Now, this is a question I get asked a lot – and for a long time struggled to articulate a decent answer!
In many ways Pilates and Yoga are similar, and many people assume that the forms of movement are from the same category. But they have some key differences.
Firstly, yoga is an ancient form of movement, developed in India thousands of years ago. Yoga uses movements as steps and stages to enhance spiritual enlightenment, self knowledge and wisdom.
Pilates is a relative new form of movement. Developed by Joseph Pilates in the mid 20th century to develop strength and for rehabilitation of poor posture.
In yoga, you will work large muscle groups, focus on balance, endurance, and strength. Yoga has more of a focus on flexibility. Participants of yoga do find that their flexibility improves with regular practise.
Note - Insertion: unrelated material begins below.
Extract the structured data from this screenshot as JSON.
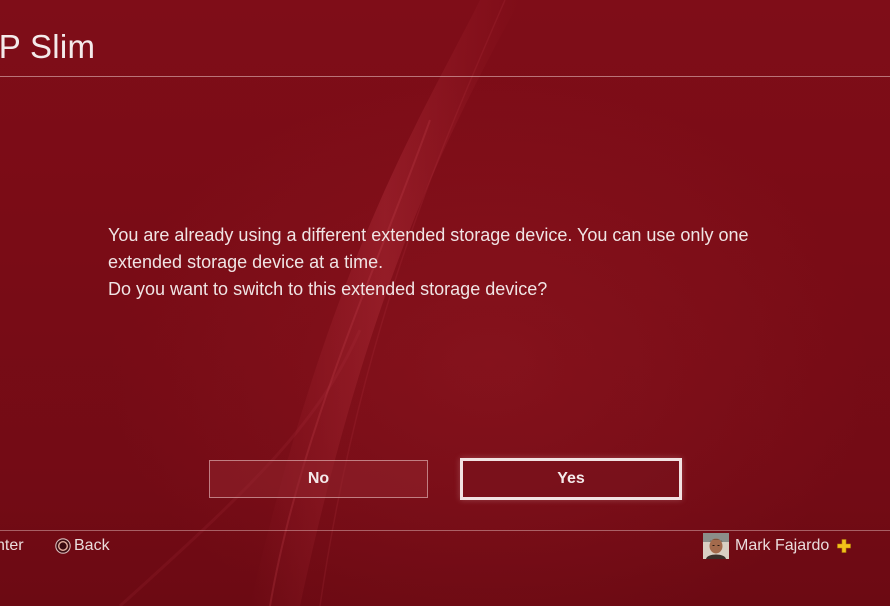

Pilates movement will develop strength, increase muscle tone, body control and flexibility and has a focus on alignment and core stability. In Pilates, you work on strengthening the deep abdominals which helps to stabilise your core and spine, reducing back pain and the chance of injury. In Pilates, movement through the entire spine is taught, so that people can move freely through all planes of movement.
Mind / Body
In both forms of exercise, there is a strong connection between body and mind. Joseph Pilates taught his clients about using the mind to control the body. His original practice he named ‘Controlology’.
Although with yoga, there is also the spiritual element, especially through mediation. Yoga has shown to lower the levels of stress hormone cortisol.
I think both yoga and pilates are beneficial to the mind and spirit. Taking time to focus your mind and slow down a little is good for you.
Generally, you won’t find your heart pumping hard in either yoga or Pilates, although power yoga might give you the feeling of a brisk walk.
In Pilates, you learn how to align your body well and consider good posture. I’ve heard people claim that Pilates will lengthen your muscles. This isn’t exactly right, but when the core is strong, people can hold themselves tall which gives the body a long lean look.
I hope these few ideas help you to clarify the differences. I think that different people are drawn to different styles of movement. Not one is better than the other. It all comes down to connecting with your instructor, finding movement that feels right for you and progressing in the areas you are working on.